The research will collate and use relevant contemporary qualitative and quantitative information and research on the economic, social and environmental aspects of the mineral life cycle (from exploration to mine development through to mine closure and restoration). In addition, the research will consider the relevant strategic policy context, the global demand and supply position for minerals and NI’s potential prospectivity. The research will focus on the interaction of all of these key aspects and will inform the Department’s initial consideration of the scope of the issues to be considered as part of the review of mineral exploration and mining policy and legislation.
This research is intended to be an independent assessment based on a range of data sources and analysis of that information to inform and test conclusions.
- Contract scope, requirements and methodology - research study of impacts of mineral exploration and mining in NI
Government policy generally in relation to lignite is reflective of the fact that the extensive reserves are of strategic significance to Northern Ireland.
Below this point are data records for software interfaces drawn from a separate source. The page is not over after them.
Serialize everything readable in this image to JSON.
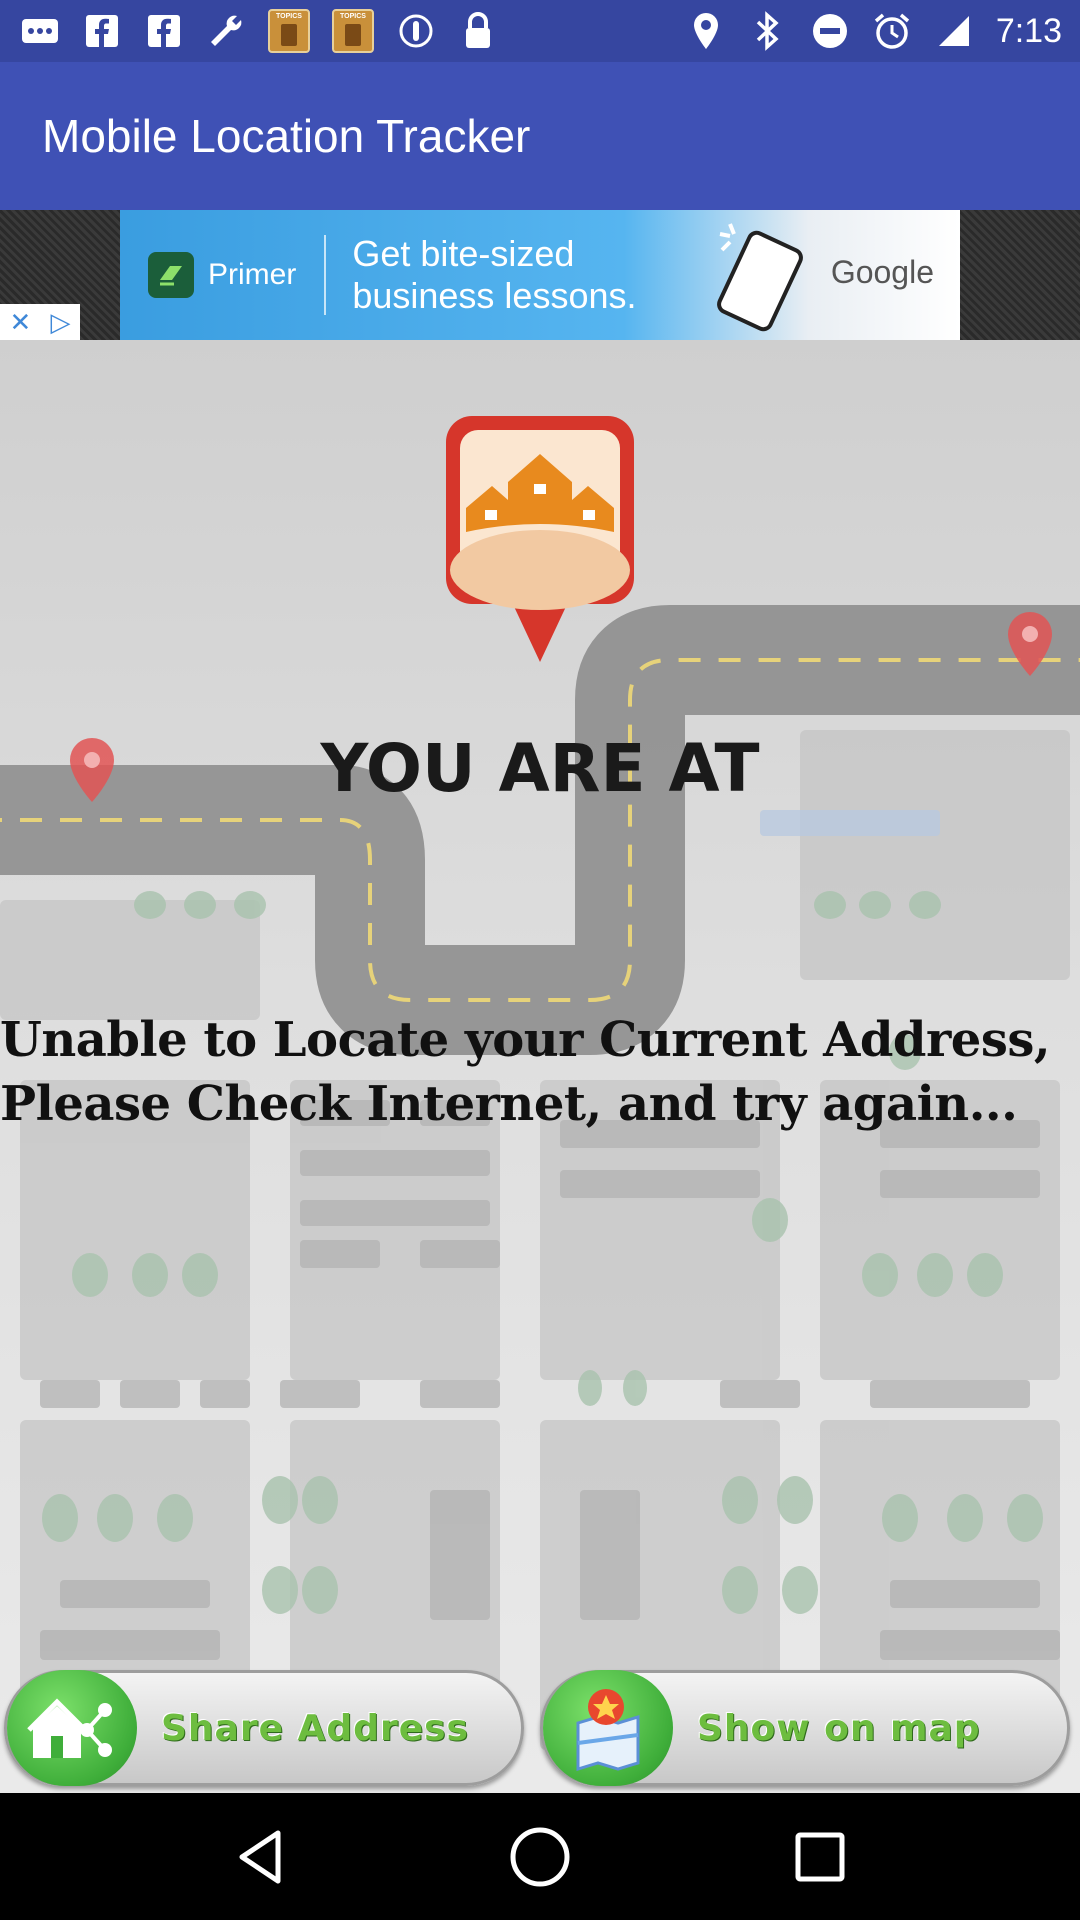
{
  "status_bar": {
    "time": "7:13",
    "left_icons": [
      "more-icon",
      "facebook-icon",
      "facebook-icon",
      "wrench-icon",
      "topics-app-icon",
      "topics-app-icon",
      "alert-icon",
      "lock-icon"
    ],
    "right_icons": [
      "location-icon",
      "bluetooth-icon",
      "do-not-disturb-icon",
      "alarm-icon",
      "signal-icon"
    ],
    "topics_label": "TOPICS"
  },
  "app_bar": {
    "title": "Mobile Location Tracker",
    "color": "#3f51b5"
  },
  "ad": {
    "brand": "Primer",
    "text": "Get bite-sized business lessons.",
    "sponsor": "Google"
  },
  "main": {
    "heading": "YOU ARE AT",
    "address": "Unable to Locate your Current Address, Please Check Internet, and try again..."
  },
  "buttons": {
    "share_label": "Share Address",
    "map_label": "Show on map"
  },
  "nav": {
    "icons": [
      "back-icon",
      "home-icon",
      "recents-icon"
    ]
  }
}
A considerable amount of data has been compiled as a result of exploration activity over the past two decades and this has led the Department of the Economy (DfE) to suspend the issue of any further prospecting licences for lignite in the Ballymoney area. The position will be reviewed in three years.
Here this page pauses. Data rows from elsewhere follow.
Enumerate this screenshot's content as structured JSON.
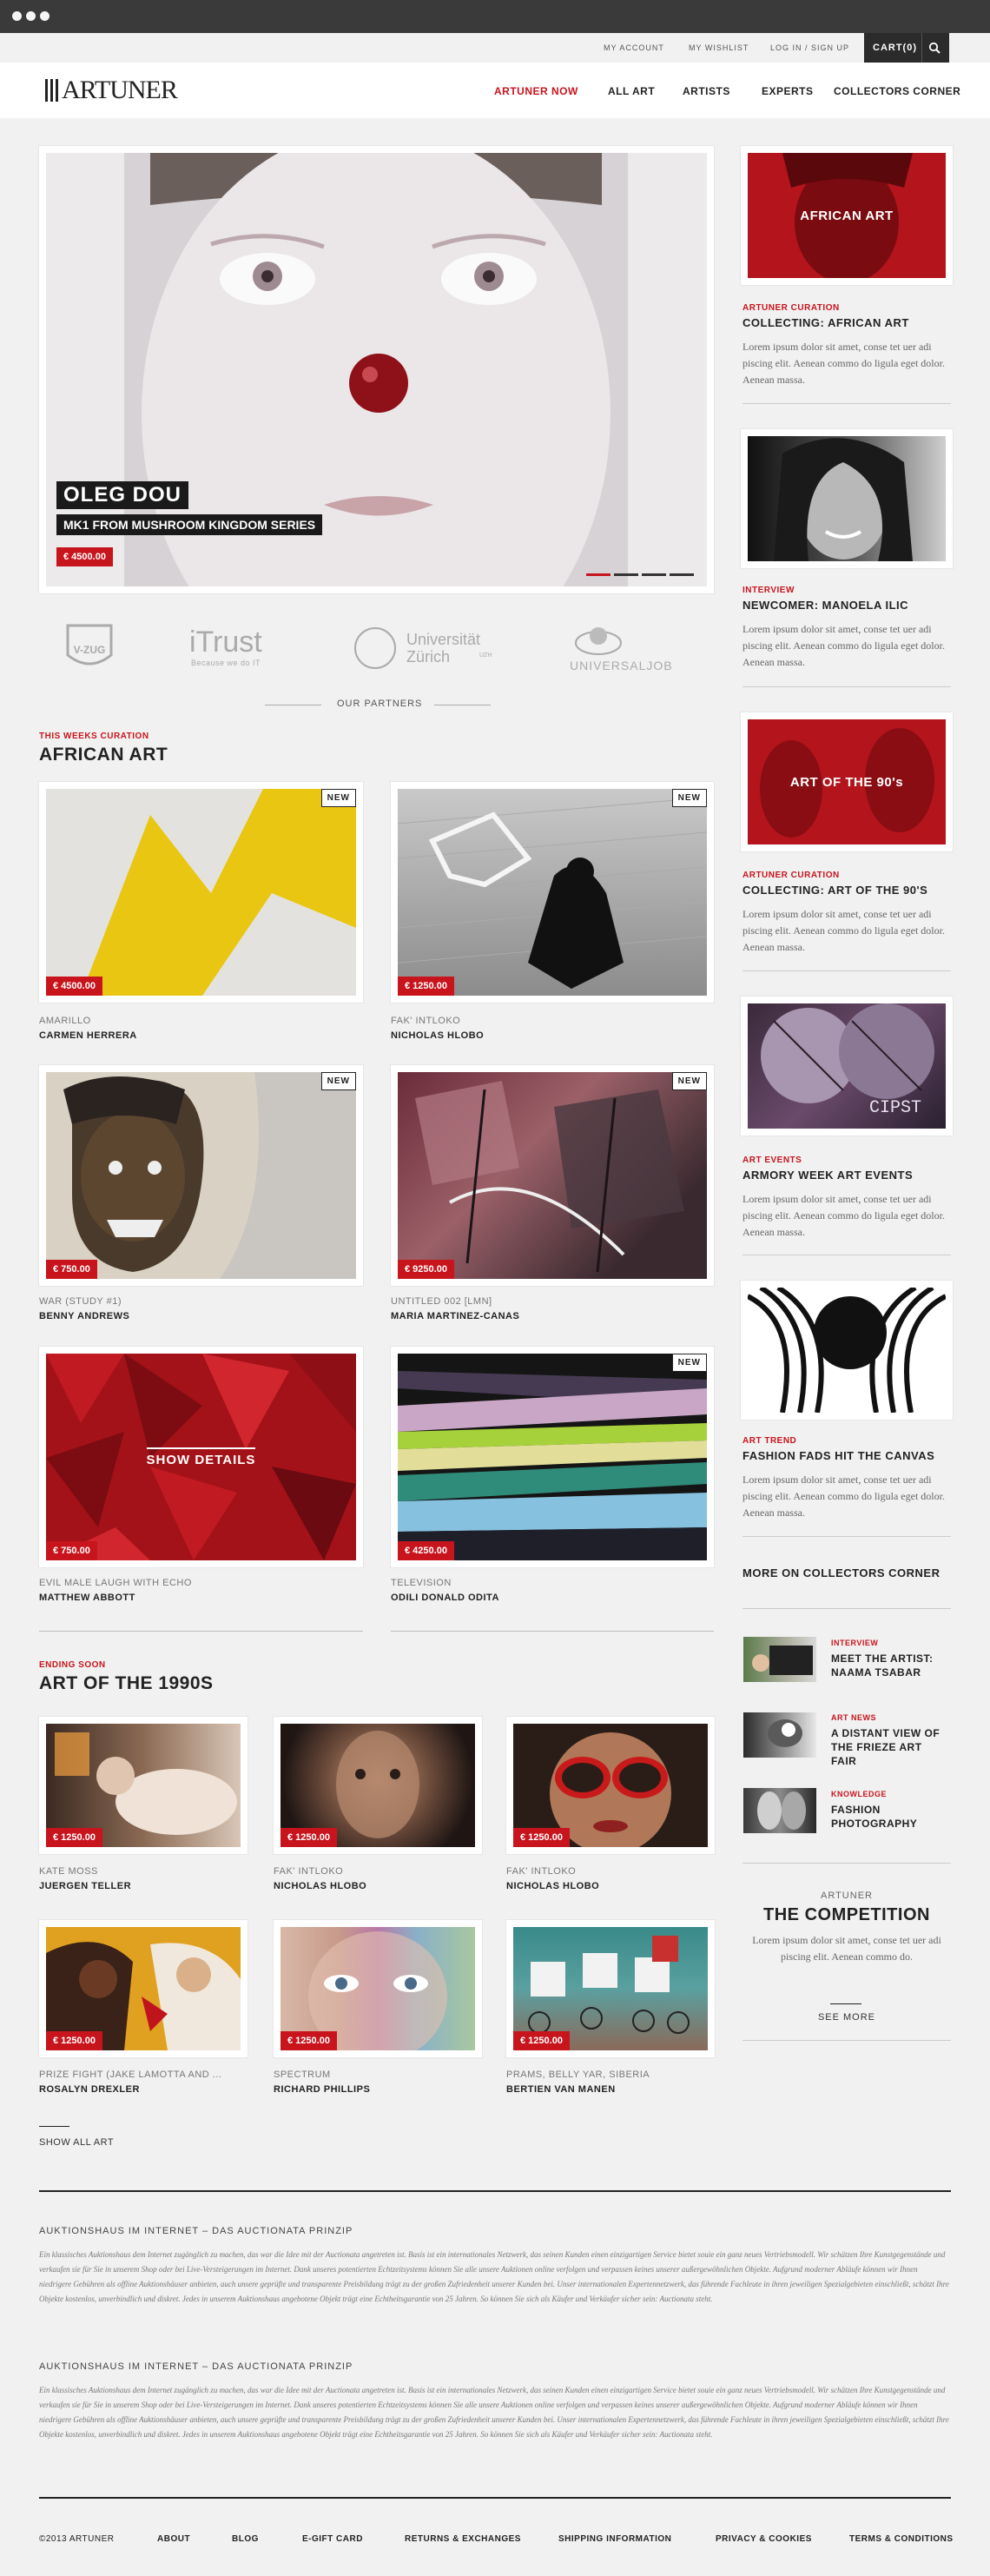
{
  "topbar": {
    "links": [
      "MY ACCOUNT",
      "MY WISHLIST",
      "LOG IN / SIGN UP"
    ],
    "cart_label": "CART(0)"
  },
  "header": {
    "logo": "ARTUNER",
    "nav": [
      "ARTUNER NOW",
      "ALL ART",
      "ARTISTS",
      "EXPERTS",
      "COLLECTORS CORNER"
    ]
  },
  "hero": {
    "artist": "OLEG DOU",
    "title": "MK1 FROM MUSHROOM KINGDOM SERIES",
    "price": "€ 4500.00"
  },
  "partners": {
    "label": "OUR PARTNERS",
    "logos": [
      "V-ZUG",
      "iTrust",
      "Universität Zürich",
      "UNIVERSALJOB"
    ],
    "itrust_tag": "Because we do IT",
    "uzh_suffix": "UZH"
  },
  "curation": {
    "kicker": "THIS WEEKS CURATION",
    "title": "AFRICAN ART",
    "items": [
      {
        "title": "AMARILLO",
        "artist": "CARMEN HERRERA",
        "price": "€ 4500.00",
        "badge": "NEW"
      },
      {
        "title": "FAK' INTLOKO",
        "artist": "NICHOLAS HLOBO",
        "price": "€ 1250.00",
        "badge": "NEW"
      },
      {
        "title": "WAR (STUDY #1)",
        "artist": "BENNY ANDREWS",
        "price": "€ 750.00",
        "badge": "NEW"
      },
      {
        "title": "UNTITLED 002 [LMN]",
        "artist": "MARIA MARTINEZ-CANAS",
        "price": "€ 9250.00",
        "badge": "NEW"
      },
      {
        "title": "EVIL MALE LAUGH WITH ECHO",
        "artist": "MATTHEW ABBOTT",
        "price": "€ 750.00",
        "overlay": "SHOW DETAILS"
      },
      {
        "title": "TELEVISION",
        "artist": "ODILI DONALD ODITA",
        "price": "€ 4250.00",
        "badge": "NEW"
      }
    ]
  },
  "ending": {
    "kicker": "ENDING SOON",
    "title": "ART OF THE 1990s",
    "items": [
      {
        "title": "KATE MOSS",
        "artist": "JUERGEN TELLER",
        "price": "€ 1250.00"
      },
      {
        "title": "FAK' INTLOKO",
        "artist": "NICHOLAS HLOBO",
        "price": "€ 1250.00"
      },
      {
        "title": "FAK' INTLOKO",
        "artist": "NICHOLAS HLOBO",
        "price": "€ 1250.00"
      },
      {
        "title": "PRIZE FIGHT (JAKE LAMOTTA AND ...",
        "artist": "ROSALYN DREXLER",
        "price": "€ 1250.00"
      },
      {
        "title": "SPECTRUM",
        "artist": "RICHARD PHILLIPS",
        "price": "€ 1250.00"
      },
      {
        "title": "PRAMS, BELLY YAR, SIBERIA",
        "artist": "BERTIEN VAN MANEN",
        "price": "€ 1250.00"
      }
    ],
    "show_all": "SHOW ALL ART"
  },
  "sidebar": {
    "features": [
      {
        "kicker": "ARTUNER CURATION",
        "title": "COLLECTING: AFRICAN ART",
        "image_label": "AFRICAN ART",
        "body": "Lorem ipsum dolor sit amet, conse tet uer adi piscing elit. Aenean commo do ligula eget dolor. Aenean massa."
      },
      {
        "kicker": "INTERVIEW",
        "title": "NEWCOMER: MANOELA ILIC",
        "body": "Lorem ipsum dolor sit amet, conse tet uer adi piscing elit. Aenean commo do ligula eget dolor. Aenean massa."
      },
      {
        "kicker": "ARTUNER CURATION",
        "title": "COLLECTING: ART OF THE 90's",
        "image_label": "ART OF THE 90's",
        "body": "Lorem ipsum dolor sit amet, conse tet uer adi piscing elit. Aenean commo do ligula eget dolor. Aenean massa."
      },
      {
        "kicker": "ART EVENTS",
        "title": "ARMORY WEEK ART EVENTS",
        "body": "Lorem ipsum dolor sit amet, conse tet uer adi piscing elit. Aenean commo do ligula eget dolor. Aenean massa."
      },
      {
        "kicker": "ART TREND",
        "title": "FASHION FADS HIT THE CANVAS",
        "body": "Lorem ipsum dolor sit amet, conse tet uer adi piscing elit. Aenean commo do ligula eget dolor. Aenean massa."
      }
    ],
    "more_title": "MORE ON COLLECTORS CORNER",
    "more": [
      {
        "kicker": "INTERVIEW",
        "title": "MEET THE ARTIST: NAAMA TSABAR"
      },
      {
        "kicker": "ART NEWS",
        "title": "A DISTANT VIEW OF THE FRIEZE ART FAIR"
      },
      {
        "kicker": "KNOWLEDGE",
        "title": "FASHION PHOTOGRAPHY"
      }
    ],
    "competition": {
      "kicker": "ARTUNER",
      "title": "THE COMPETITION",
      "body": "Lorem ipsum dolor sit amet, conse tet uer adi piscing elit. Aenean commo do.",
      "link": "SEE MORE"
    }
  },
  "footer": {
    "paragraphs": [
      {
        "title": "AUKTIONSHAUS IM INTERNET – DAS AUCTIONATA PRINZIP",
        "body": "Ein klassisches Auktionshaus dem Internet zugänglich zu machen, das war die Idee mit der Auctionata angetreten ist. Basis ist ein internationales Netzwerk, das seinen Kunden einen einzigartigen Service bietet souie ein ganz neues Vertriebsmodell. Wir schätzen Ihre Kunstgegenstände und verkaufen sie für Sie in unserem Shop oder bei Live-Versteigerungen im Internet. Dank unseres potentierten Echtzeitsystems können Sie alle unsere Auktionen online verfolgen und verpassen keines unserer außergewöhnlichen Objekte. Aufgrund moderner Abläufe können wir Ihnen niedrigere Gebühren als offline Auktionshäuser anbieten, auch unsere geprüfte und transparente Preisbildung trägt zu der großen Zufriedenheit unserer Kunden bei. Unser internationalen Expertennetzwerk, das führende Fachleute in ihren jeweiligen Spezialgebieten einschließt, schätzt Ihre Objekte kostenlos, unverbindlich und diskret. Jedes in unserem Auktionshaus angebotene Objekt trägt eine Echtheitsgarantie von 25 Jahren. So können Sie sich als Käufer und Verkäufer sicher sein: Auctionata steht."
      },
      {
        "title": "AUKTIONSHAUS IM INTERNET – DAS AUCTIONATA PRINZIP",
        "body": "Ein klassisches Auktionshaus dem Internet zugänglich zu machen, das war die Idee mit der Auctionata angetreten ist. Basis ist ein internationales Netzwerk, das seinen Kunden einen einzigartigen Service bietet souie ein ganz neues Vertriebsmodell. Wir schätzen Ihre Kunstgegenstände und verkaufen sie für Sie in unserem Shop oder bei Live-Versteigerungen im Internet. Dank unseres potentierten Echtzeitsystems können Sie alle unsere Auktionen online verfolgen und verpassen keines unserer außergewöhnlichen Objekte. Aufgrund moderner Abläufe können wir Ihnen niedrigere Gebühren als offline Auktionshäuser anbieten, auch unsere geprüfte und transparente Preisbildung trägt zu der großen Zufriedenheit unserer Kunden bei. Unser internationalen Expertennetzwerk, das führende Fachleute in ihren jeweiligen Spezialgebieten einschließt, schätzt Ihre Objekte kostenlos, unverbindlich und diskret. Jedes in unserem Auktionshaus angebotene Objekt trägt eine Echtheitsgarantie von 25 Jahren. So können Sie sich als Käufer und Verkäufer sicher sein: Auctionata steht."
      }
    ],
    "links": [
      "©2013 ARTUNER",
      "ABOUT",
      "BLOG",
      "E-GIFT CARD",
      "RETURNS & EXCHANGES",
      "SHIPPING INFORMATION",
      "PRIVACY & COOKIES",
      "TERMS & CONDITIONS"
    ]
  },
  "colors": {
    "accent": "#c8141c",
    "dark": "#2b2b2b",
    "background": "#f1f1f1"
  },
  "icons": [
    "search-icon",
    "logo-bars-icon"
  ]
}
In the event of a company lodging an application for a mining licence or lease, it will continue to be necessary for that company to obtain planning and other statutory approvals, dependant on the nature of the operation, before a licence or lease would be granted.
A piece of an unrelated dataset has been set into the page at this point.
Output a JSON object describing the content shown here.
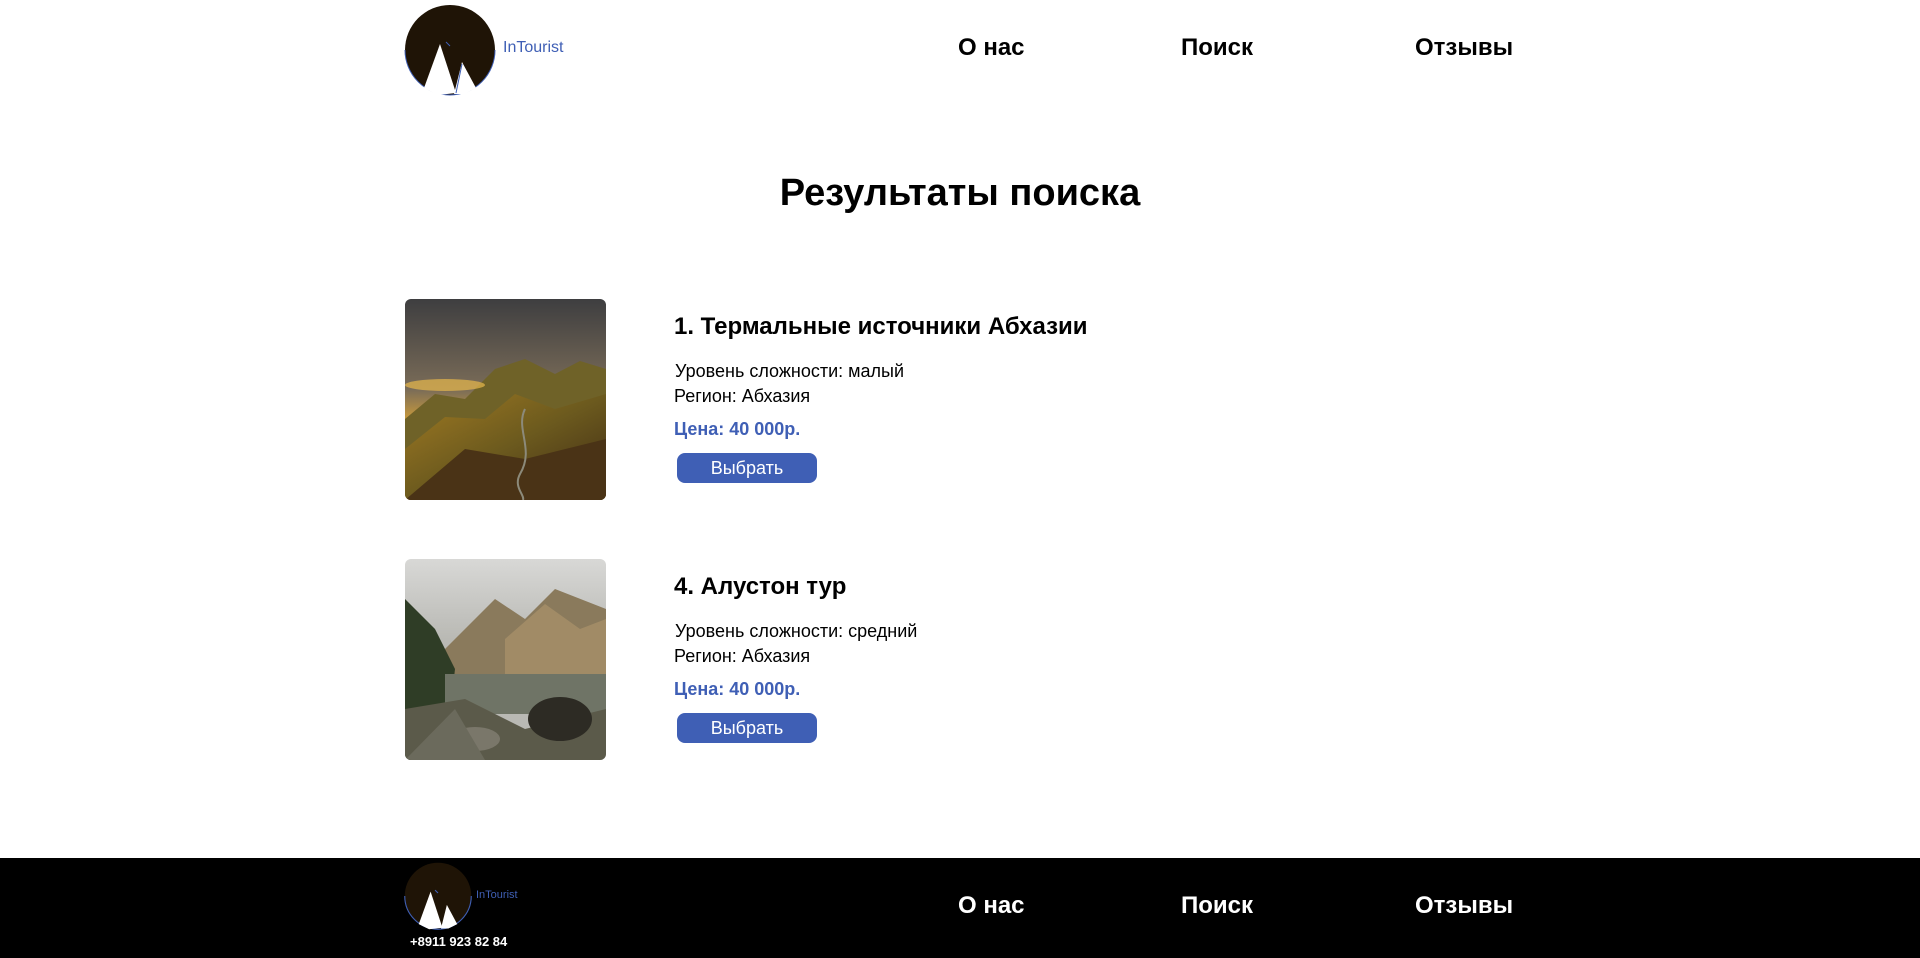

Planning policy in relation to lignite mining seeks to balance the economic benefits with environmental effects. Applications would therefore be required to be accompanied by an environmental statement which details the likely significant effects of the proposal and mitigation measures. The attached guidance should also be considered.
- Lignite Policy - (including Terms for Mining Licence)
The UK’s Extractive Industries Transparency Initiative (EITI)
EITI is an international initiative to improve the transparency of payments by extractive businesses to governments. Its website can be viewed at:
Since 2015, at official level, DfE has provided the EITI secretariat with information on Northern Ireland activities with regard to the extraction of minerals (including gold, silver, base metals and industrial minerals as well as stone, gravel and other aggregates from Northern Ireland mines and quarries). Currently DfE sits on the Multi Stakeholder Group (MSG) of UKEITI as a government representative.
The UK’s Extractive Industries Transparency Initiative annual reports
The UK’s EITI Secretariat published on 20 December 2019 its fifth UK EITI report covering the year 2018. This report includes a contextual report describing the activities of the extractive industries in the UK and provides information about the value and importance of the industry to the UK.
- 5th UK EITI report covering the year 2018
- 4th UK EITI report covering the year 2017
- 3rd UK EITI report covering the year 2016
Statutory Rules 2010
On 30 April 2010, the Department made two new Statutory Rules.
The Hydrocarbons Licensing Directive Regulations (Northern Ireland) 2010
The Hydrocarbons Licensing Directive Regulations (Northern Ireland) 2010 implement Council Directive 94/22/EC in Northern Ireland by introducing new arrangements and requirements for granting and using licences relating to the prospection, exploration and production of hydrocarbons.
The Petroleum Production (Amendment) Regulations (Northern Ireland) 2010
The Petroleum Production (Amendment) Regulations (Northern Ireland) 2010 amend the existing Petroleum Production Regulations (Northern Ireland) 1987 to complement the Hydrocarbons Licensing Directive Regulations by introducing new requirements for applications for petroleum licences and new provisions for licences.
The amendments will bring licensing arrangements here more closely into line with those in Great Britain.
Both sets of Regulations were laid before the Assembly on 5th May 2010 and came into operation on 28 May 2010.